One of the biggest challenges for architect Hagy Belzberg in creating his Skyline residence in Laurel Canyon was getting permission to build. It took him two years and several public meetings to convince officials at the Mulholland Scenic Corridor to allow him to site his home on a thin ridgeline with panoramic views that include Downtown Los Angeles, the San Fernando Valley, and even the Pacific Ocean. But it was worth the effort.
After securing the site, Belzberg was able to create a budget and eco-conscious home for his family of four that maximized the location’s breathtaking views and comfortable breezes from the west while minimizing sun glare. The keys to both limiting and profiting from the elements are two structures to the south: a large, folded concrete armature and a screen made of long, thin, pressure-treated wood panels (which allows air to penetrate the house) in front of a translucent fiberglass screen. Hence the dramatic living room, which has floor-to-ceiling fritted glass on three sides and looks down on the rocky canyons below. The room receives no direct sunlight, nor does the wide open kitchen and adjoining entertainment room, from where a long row of windows looks over the landscape abutting the house, containing a thin pool edged up against a sheer drop. Three bedrooms provide uninterrupted views and direct access to the pool area. Spaces that don’t “require” views, like bathrooms and closets, are located along a long core in the house’s center.
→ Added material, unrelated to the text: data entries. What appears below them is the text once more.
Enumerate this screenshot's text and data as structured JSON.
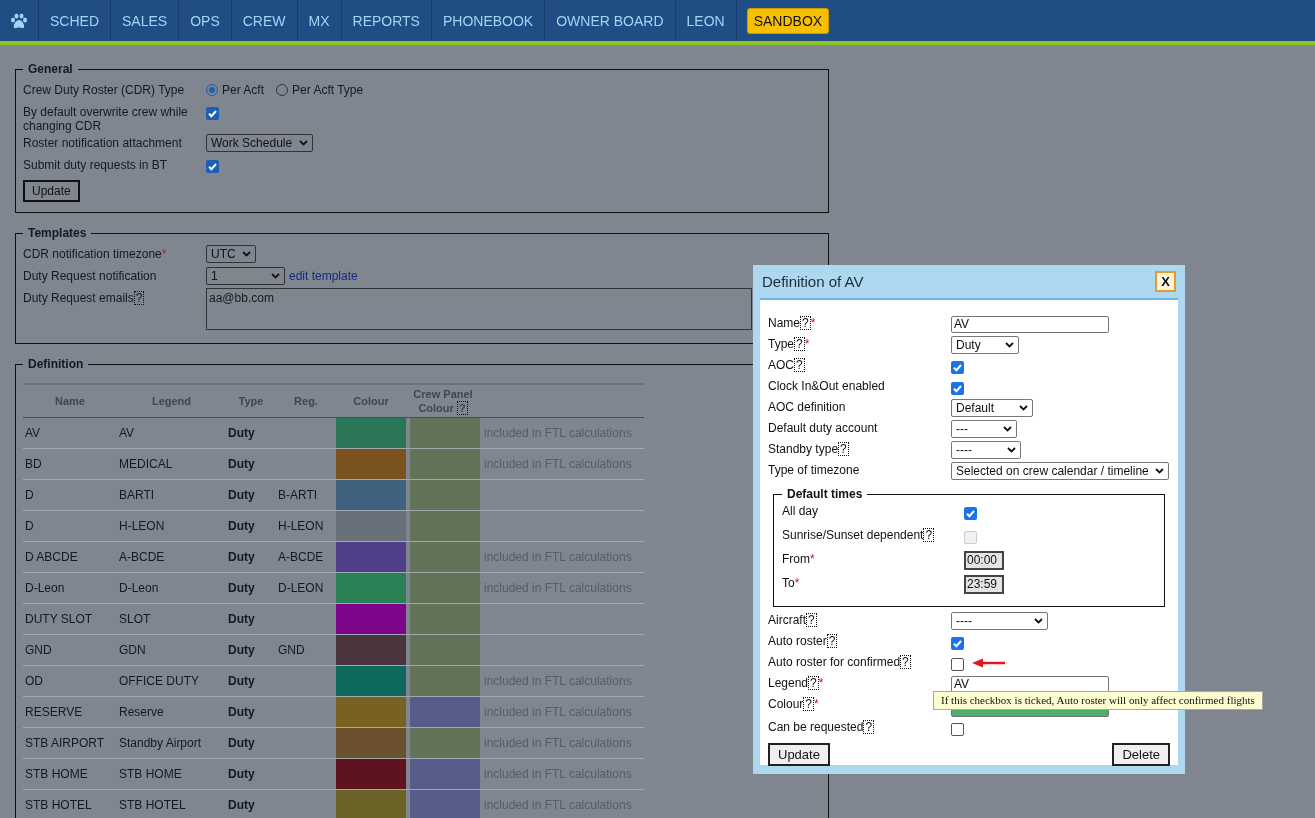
{
  "nav": {
    "items": [
      {
        "label": "SCHED",
        "highlight": false
      },
      {
        "label": "SALES",
        "highlight": false
      },
      {
        "label": "OPS",
        "highlight": false
      },
      {
        "label": "CREW",
        "highlight": false
      },
      {
        "label": "MX",
        "highlight": false
      },
      {
        "label": "REPORTS",
        "highlight": false
      },
      {
        "label": "PHONEBOOK",
        "highlight": false
      },
      {
        "label": "OWNER BOARD",
        "highlight": false
      },
      {
        "label": "LEON",
        "highlight": false
      },
      {
        "label": "SANDBOX",
        "highlight": true
      }
    ]
  },
  "general": {
    "title": "General",
    "fields": [
      {
        "kind": "radio",
        "label": "Crew Duty Roster (CDR) Type",
        "options": [
          {
            "label": "Per Acft",
            "selected": true
          },
          {
            "label": "Per Acft Type",
            "selected": false
          }
        ]
      },
      {
        "kind": "checkbox",
        "label": "By default overwrite crew while changing CDR",
        "checked": true
      },
      {
        "kind": "select",
        "label": "Roster notification attachment",
        "value": "Work Schedule"
      },
      {
        "kind": "checkbox",
        "label": "Submit duty requests in BT",
        "checked": true
      }
    ],
    "button": "Update"
  },
  "templates": {
    "title": "Templates",
    "fields": [
      {
        "kind": "select",
        "label": "CDR notification timezone",
        "required": "*",
        "value": "UTC"
      },
      {
        "kind": "select",
        "label": "Duty Request notification",
        "value": "1",
        "link": "edit template"
      },
      {
        "kind": "textarea",
        "label": "Duty Request emails",
        "help": "?",
        "value": "aa@bb.com"
      }
    ]
  },
  "definition": {
    "title": "Definition",
    "columns": [
      "Name",
      "Legend",
      "Type",
      "Reg.",
      "Colour",
      "Crew Panel Colour"
    ],
    "columns_help": "?",
    "rows": [
      {
        "name": "AV",
        "legend": "AV",
        "type": "Duty",
        "reg": "",
        "colour": {
          "color": "#2a7657"
        },
        "crew_panel": {
          "color": "#62735a"
        },
        "note": "included in FTL calculations"
      },
      {
        "name": "BD",
        "legend": "MEDICAL",
        "type": "Duty",
        "reg": "",
        "colour": {
          "color": "#7a521f"
        },
        "crew_panel": {
          "color": "#62735a"
        },
        "note": "included in FTL calculations"
      },
      {
        "name": "D",
        "legend": "BARTI",
        "type": "Duty",
        "reg": "B-ARTI",
        "colour": {
          "color": "#3f627e"
        },
        "crew_panel": {
          "color": "#62735a"
        },
        "note": ""
      },
      {
        "name": "D",
        "legend": "H-LEON",
        "type": "Duty",
        "reg": "H-LEON",
        "colour": {
          "color": "#687079"
        },
        "crew_panel": {
          "color": "#62735a"
        },
        "note": ""
      },
      {
        "name": "D ABCDE",
        "legend": "A-BCDE",
        "type": "Duty",
        "reg": "A-BCDE",
        "colour": {
          "color": "#513f8a"
        },
        "crew_panel": {
          "color": "#62735a"
        },
        "note": "included in FTL calculations"
      },
      {
        "name": "D-Leon",
        "legend": "D-Leon",
        "type": "Duty",
        "reg": "D-LEON",
        "colour": {
          "color": "#2a8156"
        },
        "crew_panel": {
          "color": "#62735a"
        },
        "note": "included in FTL calculations"
      },
      {
        "name": "DUTY SLOT",
        "legend": "SLOT",
        "type": "Duty",
        "reg": "",
        "colour": {
          "color": "#7c068a"
        },
        "crew_panel": {
          "color": "#62735a"
        },
        "note": ""
      },
      {
        "name": "GND",
        "legend": "GDN",
        "type": "Duty",
        "reg": "GND",
        "colour": {
          "color": "#4a343e"
        },
        "crew_panel": {
          "color": "#62735a"
        },
        "note": ""
      },
      {
        "name": "OD",
        "legend": "OFFICE DUTY",
        "type": "Duty",
        "reg": "",
        "colour": {
          "color": "#0e695c"
        },
        "crew_panel": {
          "color": "#62735a"
        },
        "note": "included in FTL calculations"
      },
      {
        "name": "RESERVE",
        "legend": "Reserve",
        "type": "Duty",
        "reg": "",
        "colour": {
          "color": "#776222"
        },
        "crew_panel": {
          "color": "#575c8b"
        },
        "note": "included in FTL calculations"
      },
      {
        "name": "STB AIRPORT",
        "legend": "Standby Airport",
        "type": "Duty",
        "reg": "",
        "colour": {
          "color": "#6b512e"
        },
        "crew_panel": {
          "color": "#62735a"
        },
        "note": "included in FTL calculations"
      },
      {
        "name": "STB HOME",
        "legend": "STB HOME",
        "type": "Duty",
        "reg": "",
        "colour": {
          "color": "#5e131e"
        },
        "crew_panel": {
          "color": "#575c8b"
        },
        "note": "included in FTL calculations"
      },
      {
        "name": "STB HOTEL",
        "legend": "STB HOTEL",
        "type": "Duty",
        "reg": "",
        "colour": {
          "color": "#6b6228"
        },
        "crew_panel": {
          "color": "#575c8b"
        },
        "note": "included in FTL calculations"
      }
    ]
  },
  "dialog": {
    "title": "Definition of AV",
    "close": "X",
    "fields": [
      {
        "kind": "text",
        "label": "Name",
        "help": "?",
        "required": "*",
        "value": "AV"
      },
      {
        "kind": "select",
        "label": "Type",
        "help": "?",
        "required": "*",
        "value": "Duty"
      },
      {
        "kind": "checkbox",
        "label": "AOC",
        "help": "?",
        "checked": true
      },
      {
        "kind": "checkbox",
        "label": "Clock In&Out enabled",
        "checked": true
      },
      {
        "kind": "select",
        "label": "AOC definition",
        "value": "Default"
      },
      {
        "kind": "select",
        "label": "Default duty account",
        "value": "---"
      },
      {
        "kind": "select",
        "label": "Standby type",
        "help": "?",
        "value": "----"
      },
      {
        "kind": "select",
        "label": "Type of timezone",
        "value": "Selected on crew calendar / timeline"
      },
      {
        "kind": "group",
        "label": "Default times",
        "fields": [
          {
            "kind": "checkbox",
            "label": "All day",
            "checked": true,
            "disabled": false
          },
          {
            "kind": "checkbox",
            "label": "Sunrise/Sunset dependent",
            "help": "?",
            "checked": false,
            "disabled": true
          },
          {
            "kind": "time",
            "label": "From",
            "required": "*",
            "value": "00:00"
          },
          {
            "kind": "time",
            "label": "To",
            "required": "*",
            "value": "23:59"
          }
        ]
      },
      {
        "kind": "select",
        "label": "Aircraft",
        "help": "?",
        "value": "----"
      },
      {
        "kind": "checkbox",
        "label": "Auto roster",
        "help": "?",
        "checked": true
      },
      {
        "kind": "checkbox",
        "label": "Auto roster for confirmed",
        "help": "?",
        "checked": false,
        "pointer": true
      },
      {
        "kind": "text",
        "label": "Legend",
        "help": "?",
        "required": "*",
        "value": "AV"
      },
      {
        "kind": "colour",
        "label": "Colour",
        "help": "?",
        "required": "*",
        "color": "#4caf6a"
      },
      {
        "kind": "checkbox",
        "label": "Can be requested",
        "help": "?",
        "checked": false
      }
    ],
    "buttons": [
      "Update",
      "Delete"
    ],
    "tooltip": "If this checkbox is ticked, Auto roster will only affect confirmed flights"
  }
}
The simple home—both the main house and the guest house are enclosed by a single folded surface with infill glazing—was built by younger associates at Belzberg’s firm, serving as a valuable training tool. The crew, who stabilized the house by digging 22-foot piles, was able to create a house that is naturally green while using inexpensive, low-tech materials like storefront windows and off-the-shelf parts that kept costs to a minimum.